Holland said when the current jail was built in the mid-to-late 1990’s “the idea was dormitory style housing where there are no cells and you just have inmates on bunk beds and they can move around as they see fit. That type of housing has lost favor.”

Holland continued: “That type of housing is much more staff intensive and a lot harder to manage and control the inmates. Under that style they were estimating somewhere around 90 beds could be added.”

Other containment styles would not allow for that many beds in the basement, he said.

“If you take the style above futures which is called indirect supervision--where you have cells and dayrooms with deputies in a control pod from where they control the opening and closing of doors in the dayrooms and cells--that cuts down on the number of inmates that could be housed. You may be able to get 50 in there,” Holland said.

“The benefit with indirect supervision is that it’s easier to control inmate movement in that environment and it’s not as staff intensive.

“One or two deputies in a tower control station are there to open and close doors, and they only have to go into the tank if there’s a problem or a particular task to be performed, like handling medicines or meals.

“With direct supervision, your deputies are on the floor so it takes more staff to ensure the safety of that environment,” Holland said.

“Different classifications of inmates have come into play since this jail was built,” Holland remarked.

“The other issue with the futures area is that during construction of our current facility a decision was made to put the HVAC equipment for the upstairs housing unit down there. So all of the duct work and air handlers are in futures or the mezzanine area attached to futures, which would have been a walkway if futures was a direct supervision area,” Holland told The Landmark.

“Between changes in custody management industry-wide and decisions made during building construction, retrofitting futures will come at a cost. Goldberg (the jail consultant group/architect) suggests taking a section of futures, about half, and refitting it as dayrooms and cells and then utilizing the other half for an evidence room, essentially,” Holland stated.

Under that plan, Holland said, only 15-20 inmates could be handled in what is now known as the futures area.

At Monday’s committee meeting, members indicated sheriff’s department officials had told them it would cost $8-10 million to finish futures.

“I challenge those numbers,” Roberts said.

“All of us know just by looking at that space you can put more than 20 inmates down there. Even if they were all in individual cells,” Roberts said.

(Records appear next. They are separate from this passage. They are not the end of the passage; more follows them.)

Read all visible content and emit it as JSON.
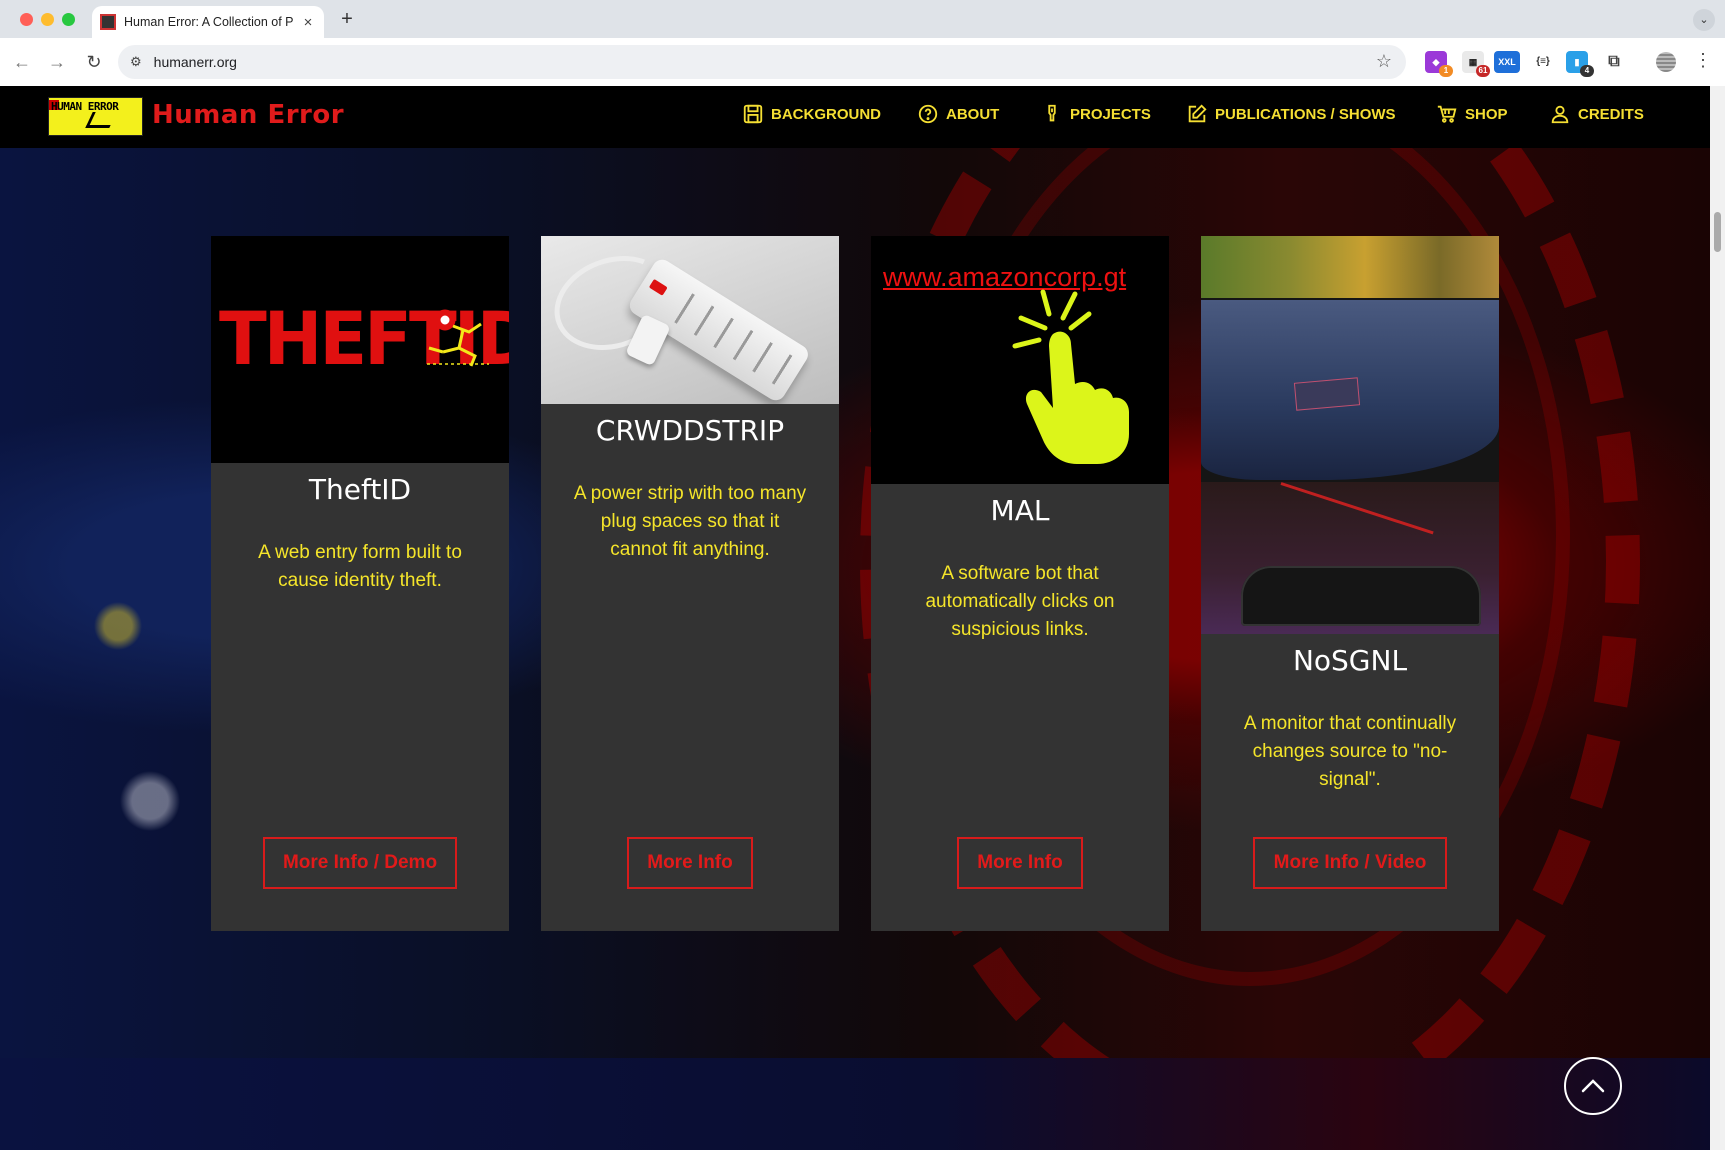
{
  "browser": {
    "tab_title": "Human Error: A Collection of Projects",
    "tab_close": "×",
    "new_tab": "+",
    "tab_menu": "⌄",
    "url": "humanerr.org",
    "extensions": [
      {
        "icon": "puzzle-purple-icon",
        "badge": "1"
      },
      {
        "icon": "calendar-icon",
        "badge": "61"
      },
      {
        "icon": "xxl-icon",
        "label": "XXL"
      },
      {
        "icon": "json-icon",
        "label": "{≡}"
      },
      {
        "icon": "bookmark-icon",
        "badge": "4"
      },
      {
        "icon": "extensions-icon"
      }
    ]
  },
  "header": {
    "logo_text": "HUMAN ERROR",
    "brand": "Human Error",
    "nav": [
      {
        "label": "BACKGROUND",
        "icon": "save-icon"
      },
      {
        "label": "ABOUT",
        "icon": "question-icon"
      },
      {
        "label": "PROJECTS",
        "icon": "bulb-icon"
      },
      {
        "label": "PUBLICATIONS / SHOWS",
        "icon": "edit-icon"
      },
      {
        "label": "SHOP",
        "icon": "cart-icon"
      },
      {
        "label": "CREDITS",
        "icon": "user-icon"
      }
    ],
    "text_color": "#f5df33",
    "brand_color": "#e01b1b"
  },
  "cards": [
    {
      "image_text": "THEFTID",
      "title": "TheftID",
      "description": "A web entry form built to cause identity theft.",
      "button": "More Info / Demo"
    },
    {
      "title": "CRWDDSTRIP",
      "description": "A power strip with too many plug spaces so that it cannot fit anything.",
      "button": "More Info"
    },
    {
      "image_text": "www.amazoncorp.gt",
      "title": "MAL",
      "description": "A software bot that automatically clicks on suspicious links.",
      "button": "More Info"
    },
    {
      "title": "NoSGNL",
      "description": "A monitor that continually changes source to \"no-signal\".",
      "button": "More Info / Video"
    }
  ],
  "colors": {
    "card_bg": "#333333",
    "accent_yellow": "#f5e52a",
    "button_red": "#d81b1b"
  }
}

“I see nothing specific in this jail study about the futures area. It’s like a plan for futures is trying to be abandoned by the architect,” said Dagmar Wood, committee member.

Cox said from information she has been given and told, “for $10 million you can get Option C which is for 144 beds, or build out futures for $10 million.

“That’s high,” Roberts said, questioning why the cost of adding inmate beds to the futures area would be so expensive “when you already have the shell.”

Roberts, who has said he was previously in the business of private prison construction, said: “When we were building 500 bed to 1,000 bed facilities, if we came in above $20,000 per bed some people got in a whole lot of trouble.”

Roberts also at various points in the discussion said he believes futures appears to be “a wonderful space to house inmates in.”

He also was critical of the HVAC equipment being located in the futures area.

“That needs to be on the roof,” he said.

The nine member jail committee was appointed by the county commission to study the short and long term needs of the county jail, judicial and prosecutorial facilities as well as the options for funding that may be required.

The sheriff’s department has indicated the average daily population of inmates in the jail is more than 140 in the current 153-bed facility.

A recent study conducted by the Goldberg group proposed a $21 million project that would expand the capacity of the jail from 153 to around 475-500 beds.
Representatives of the Goldberg Group and Weber and Associates, who developed the 2013 jail study at a cost to taxpayers of $6,500, are expected to be on hand for the Monday, June 30 meeting of the jail advisory committee.